Los eurodiputados han aprobado este jueves por abrumadora mayoría en la Comisión de Libertades pedir a Snowden que se dirija a la Eurocámara. Pero una de las claves para ese apoyo reside en el tipo de comparecencia. El Partido Popular Europeo, inicialmente reticente a ofrecer a Snowden una ventana para trasladar su mensaje, accedió a darle voz en forma de “videoconferencia interactiva”. Es decir, si el exanalista habla en directo y los eurodiputados tienen la oportunidad de repreguntar.

Se trata de una cuestión delicada. Los abogados de Snowden ya habían mostrado la predisposición de su cliente a someterse a las preguntas de la Eurocámara, pero no en directo. El exanalista, escondido en algún lugar de Rusia desde que este país le concedió asilo temporal tras su huida de Estados Unidos, teme ser localizado si se conecta en directo por videoconferencia y prefiere no correr ese riesgo.


Snowden testificará ante el Parlamento Europeo por videoconferencia – Público.es

Snowden testificará ante el Parlamento Europeo por videoconferencia – Público.es.

La comisión de Libertades Civiles del Parlamento Europeo, que efectúa una investigación sobre el ciberespionaje de Estados Unidos a instituciones y ciudadanos europeos, aprobó este jueves por una amplia mayoría invitar formalmente al extécnico de la CIA Edward Snowden a testificar por videoconferencia.

Los eurodiputados aprobaron por 36 votos a favor y 2 en contra la invitación a Snowden con el formato de videoconferencia en directo para que los europarlamentarios puedan hacer preguntas, una condición que el Partido Popular Europeo ha exigido para dar su luz verde a la invitación.

No existe todavía fecha concreta para la comparecencia por vídeo de Snowden, que podría declinar la invitación por miedo a que las autoridades puedan rastrear su localización exacta gracias a la señal en directo. Según el formato inicialmente previsto, cada grupo político del Parlamento Europeo podrá remitir dos preguntas al extécnico de la CIA.

La Eurocámara ha decidido seguir adelante con la invitación pese a que antes del receso navideño el congresista estadounidense Mike Rogers la criticó duramente durante su visita a Bruselas. “Prefiero guardarme para mí lo que pienso exactamente. Me preocupa enormemente, pues no creo que esta persona tenga dignidad para participar en esta Cámara y no creo que esta invitación forme parte del diálogo constructivo”, entre la Unión Europea (UE) y Estados Unidos, denunció el republicano.

El informe preliminar de la comisión de investigación hecha en el Parlamento Europeo (el ponente es el laborista británico Claude Moraes) pide la suspensión del acuerdo bilateral Safe Harbour, que gestiona la transferencia para las empresas de la UE y EEUU de datos de consumidores. El borrador pide una investigación más amplia sobre los presuntos abusos que Estados Unidos habría cometido a través de los acuerdos transatlánticos antiterroristas, como el acuerdo de rastreo de datos financieros, conocido como Swift.

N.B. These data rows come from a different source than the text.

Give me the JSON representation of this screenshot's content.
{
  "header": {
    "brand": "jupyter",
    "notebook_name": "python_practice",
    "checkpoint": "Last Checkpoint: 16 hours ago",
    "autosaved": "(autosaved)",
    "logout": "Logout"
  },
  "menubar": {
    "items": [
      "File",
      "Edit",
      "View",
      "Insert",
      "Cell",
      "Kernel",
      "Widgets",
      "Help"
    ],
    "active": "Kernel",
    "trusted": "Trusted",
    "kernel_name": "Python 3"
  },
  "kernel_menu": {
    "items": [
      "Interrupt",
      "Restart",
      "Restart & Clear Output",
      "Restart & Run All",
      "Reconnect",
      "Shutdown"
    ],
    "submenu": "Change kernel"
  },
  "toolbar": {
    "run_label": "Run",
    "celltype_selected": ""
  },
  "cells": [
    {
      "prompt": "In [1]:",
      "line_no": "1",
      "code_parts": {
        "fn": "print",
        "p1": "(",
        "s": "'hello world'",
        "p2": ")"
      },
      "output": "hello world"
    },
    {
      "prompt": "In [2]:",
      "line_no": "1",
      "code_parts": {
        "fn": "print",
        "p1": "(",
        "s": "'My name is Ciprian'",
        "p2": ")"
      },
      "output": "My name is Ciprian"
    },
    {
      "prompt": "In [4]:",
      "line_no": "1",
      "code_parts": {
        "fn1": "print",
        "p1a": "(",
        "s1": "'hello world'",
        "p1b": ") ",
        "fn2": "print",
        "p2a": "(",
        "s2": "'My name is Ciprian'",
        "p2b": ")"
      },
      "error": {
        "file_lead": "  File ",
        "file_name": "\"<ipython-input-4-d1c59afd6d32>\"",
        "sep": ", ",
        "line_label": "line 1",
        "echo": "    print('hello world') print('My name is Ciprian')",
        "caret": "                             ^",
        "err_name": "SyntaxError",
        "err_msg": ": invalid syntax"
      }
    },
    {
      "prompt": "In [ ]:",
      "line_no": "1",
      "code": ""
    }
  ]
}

Edward Snowden: MEPs vote to invite ex-NSA contractor to testify | World news | theguardian.com

Edward Snowden: MEPs vote to invite ex-NSA contractor to testify | World news | theguardian.com.

Opposition from conservatives fails to derail vote on inviting Snowden to hearing, which could take place as early as January

 

 

Edward Snowden

Edward Snowden. As there are some concerns that a live linkup could allow the NSA to pinpoint his location, his answers may have to be pre-recorded. Photograph: Sunshinepress/Getty Images

 

The European parliament has voted to formally invite Edward Snowden to give testimony on NSA spying, despite opposition from conservative MEPs. If the US whistleblower provides answers to the questions compiled by parliamentarians in time, a hearing via video link could take place in early January.

It had looked on Wednesday as if European conservatives were trying to kick the hearing into the long grass. The European People’s party (EPP), the alliance of centre-right parties, had raised a number of concerns about inviting Snowden for a hearing, noting that it could endanger the transatlantic trade agreement with the US.

But on Thursday morning, the leaders of the main political groupings in the European parliament voted to invite Snowden. In the coming weeks, questions will be compiled and then forwarded to the former NSA contractor’s lawyer, with roughly two questions coming from each political group.